If Correa stays healthy, his contract will max out at $270 million through 2032. He opted out of his previous Twins contract after earning $35.1 million last season in Minnesota. So Boras pointed out the total value of his deals with the Twins could exceed $300 million — a number the Correa camp wanted to hit when free agency started.

"We tried to come up with a creative solution that would work for us," said Twins President of Baseball Operations Derek Falvey, who said he stayed in constant contact with Boras through free agency, and the failed deals with other teams. "Scott relayed how much Carlos wanted to be here."

Correa, though he was sidelined by back pain during two seasons while with Houston, never spent time on the injured list due to the 2014 fracture during his seven years in the majors.

"Doctors have a difference of opinion," Correa said. "A lot of doctors tell me I'm fine. [Other] doctors were telling me it wasn't so fine. ... It was shocking to me. Since I had the surgery, I never missed a game [because of the repair].

"It was an emotional roller coaster, but I focus on the things I can control. So I wasn't stressing over it too much."

Boras said the Twins were on Correa's short wish list going into the offseason, and referred to his client as "assistant general manager of the team."

"The Twins are a juggernaut of young talent," Boras said. "It's a place where he can achieve all his goals."

Correa said he talked frequently with Twins All-Star center fielder Byron Buxton, and that almost every player on the roster contacted him when news broke that he was returning.

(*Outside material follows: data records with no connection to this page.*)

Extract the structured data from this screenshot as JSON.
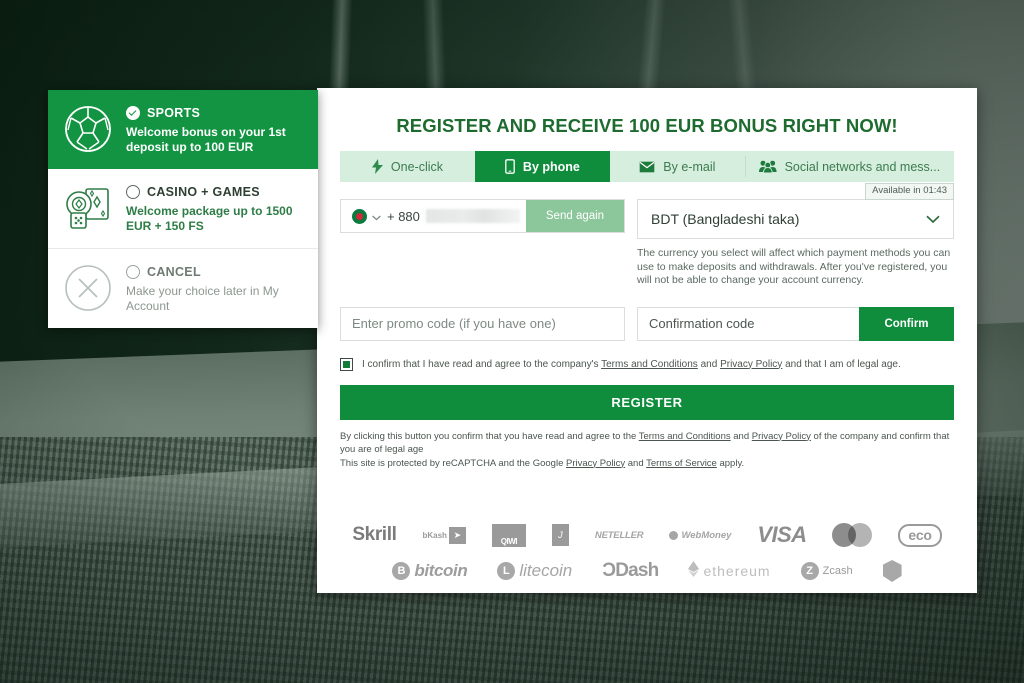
{
  "background": {
    "scene": "stadium-night-rain",
    "primary_color": "#143021"
  },
  "choice_panel": {
    "items": [
      {
        "id": "sports",
        "icon": "football-icon",
        "title": "SPORTS",
        "description": "Welcome bonus on your 1st deposit up to 100 EUR",
        "selected": true
      },
      {
        "id": "casino",
        "icon": "casino-chips-cards-icon",
        "title": "CASINO + GAMES",
        "description": "Welcome package up to 1500 EUR + 150 FS",
        "selected": false
      },
      {
        "id": "cancel",
        "icon": "cancel-x-icon",
        "title": "CANCEL",
        "description": "Make your choice later in My Account",
        "selected": false
      }
    ]
  },
  "card": {
    "title": "REGISTER AND RECEIVE 100 EUR BONUS RIGHT NOW!",
    "tabs": [
      {
        "id": "one-click",
        "label": "One-click",
        "icon": "lightning-bolt-icon",
        "active": false
      },
      {
        "id": "by-phone",
        "label": "By phone",
        "icon": "mobile-phone-icon",
        "active": true
      },
      {
        "id": "by-email",
        "label": "By e-mail",
        "icon": "envelope-icon",
        "active": false
      },
      {
        "id": "social",
        "label": "Social networks and mess...",
        "icon": "people-group-icon",
        "active": false
      }
    ],
    "phone": {
      "flag": "bangladesh-flag-icon",
      "country_code": "+ 880",
      "number_value": "",
      "number_masked": true,
      "send_again_label": "Send again",
      "tooltip": "Available in 01:43"
    },
    "currency": {
      "selected": "BDT (Bangladeshi taka)",
      "chevron": "chevron-down-icon",
      "hint": "The currency you select will affect which payment methods you can use to make deposits and withdrawals. After you've registered, you will not be able to change your account currency."
    },
    "promo": {
      "placeholder": "Enter promo code (if you have one)",
      "value": ""
    },
    "confirmation": {
      "placeholder": "Confirmation code",
      "value": "",
      "button_label": "Confirm"
    },
    "agreement": {
      "checked": true,
      "prefix": "I confirm that I have read and agree to the company's ",
      "link1": "Terms and Conditions",
      "mid": " and ",
      "link2": "Privacy Policy",
      "suffix": " and that I am of legal age."
    },
    "register_button": "REGISTER",
    "legal": {
      "line1_a": "By clicking this button you confirm that you have read and agree to the ",
      "line1_link1": "Terms and Conditions",
      "line1_b": " and ",
      "line1_link2": "Privacy Policy",
      "line1_c": " of the company and confirm that you are of legal age",
      "line2_a": "This site is protected by reCAPTCHA and the Google ",
      "line2_link1": "Privacy Policy",
      "line2_b": " and ",
      "line2_link2": "Terms of Service",
      "line2_c": " apply."
    }
  },
  "payments": {
    "row1": [
      {
        "id": "skrill",
        "label": "Skrill"
      },
      {
        "id": "bkash",
        "label": "bKash"
      },
      {
        "id": "qiwi",
        "label": "QIWI"
      },
      {
        "id": "jeton",
        "label": "Jeton"
      },
      {
        "id": "neteller",
        "label": "NETELLER"
      },
      {
        "id": "webmoney",
        "label": "WebMoney"
      },
      {
        "id": "visa",
        "label": "VISA"
      },
      {
        "id": "mastercard",
        "label": "Mastercard"
      },
      {
        "id": "ecopayz",
        "label": "eco"
      }
    ],
    "row2": [
      {
        "id": "bitcoin",
        "label": "bitcoin",
        "mark": "B"
      },
      {
        "id": "litecoin",
        "label": "litecoin",
        "mark": "L"
      },
      {
        "id": "dash",
        "label": "Dash"
      },
      {
        "id": "ethereum",
        "label": "ethereum"
      },
      {
        "id": "zcash",
        "label": "Zcash",
        "mark": "Z"
      },
      {
        "id": "nem",
        "label": "NEM"
      }
    ]
  },
  "colors": {
    "brand_green": "#0f8c3c",
    "title_green": "#1d6b2f",
    "tab_bar_bg": "#d6eedd",
    "muted_green": "#8cc79c"
  }
}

The new contract will pay Correa $36 million in each of the next three seasons (2023-25), then $31.5 million in 2026, plus $30.5 million and $30 million in the final two seasons, according to a breakdown obtained by USA Today. That's $200 million guaranteed for six seasons, an average of $33.3 million each that lands him comfortably among the 10 highest MLB salaries, and more than $10 million higher than Joe Mauer's franchise-record $23 million annual salary.

Those six seasons are the only guaranteed ones, and considering Correa will turn 34 just a week before the 2028 season ends, the Twins have reason to believe they are getting his prime seasons. But the contract also extends for another four years, through 2032, if he reaches certain playing-time benchmarks, or if the Twins simply exercise a team option each fall.

Those salaries amount to another $70 million — $25 million in 2029, followed by $20 million, $15 million and $10 million over the final three — and are triggered if Correa reaches plate-appearance goals in the previous season. The benchmarks are 575 plate appearances to trigger the 2029 guarantee, then 550, 525 and 502 in the following seasons.

If Correa bats fewer times than stipulated, the following season's contract becomes a team option, so the Twins can sever ties if Correa misses significant time.

The contract contains a no-trade clause, but no provisions for Correa to opt out, as he did in October after completing just one of the three seasons called for in his original Twins deal, signed on the eve of spring training.

The front-loaded structure of the contract, even though it's less than the $285 million, 10-year offer the Twins made in November, reportedly was crucial.

The Mets reduced their guarantee by half, to only six guaranteed seasons worth $157.5 million, with the remaining six years dependent upon an annual exam by a team doctor to certify that the shortstop is healthy, USA Today reported. The Twins thus outbid the Mets over the first six years, making their contract more appealing, even as the total package is potentially worth $45 million less than the Mets'.

In return, the Twins will shore up one of the most critical positions on the diamond for the next six seasons, and retain the most productive hitter in their lineup. Correa, who has appeared in the postseason in six different seasons and won a World Series with Houston in 2017, played 136 games for Minnesota last season. He belted 22 home runs, second-most ever by a Twins shortstop, posted a team-high .836 OPS and became one of the leaders of the Twins' young clubhouse.

"Sometimes, in life and baseball, fate and destiny come back together, and there's an opportunity that you don't always expect," Falvey said.

You can watch a replay of the press conference here: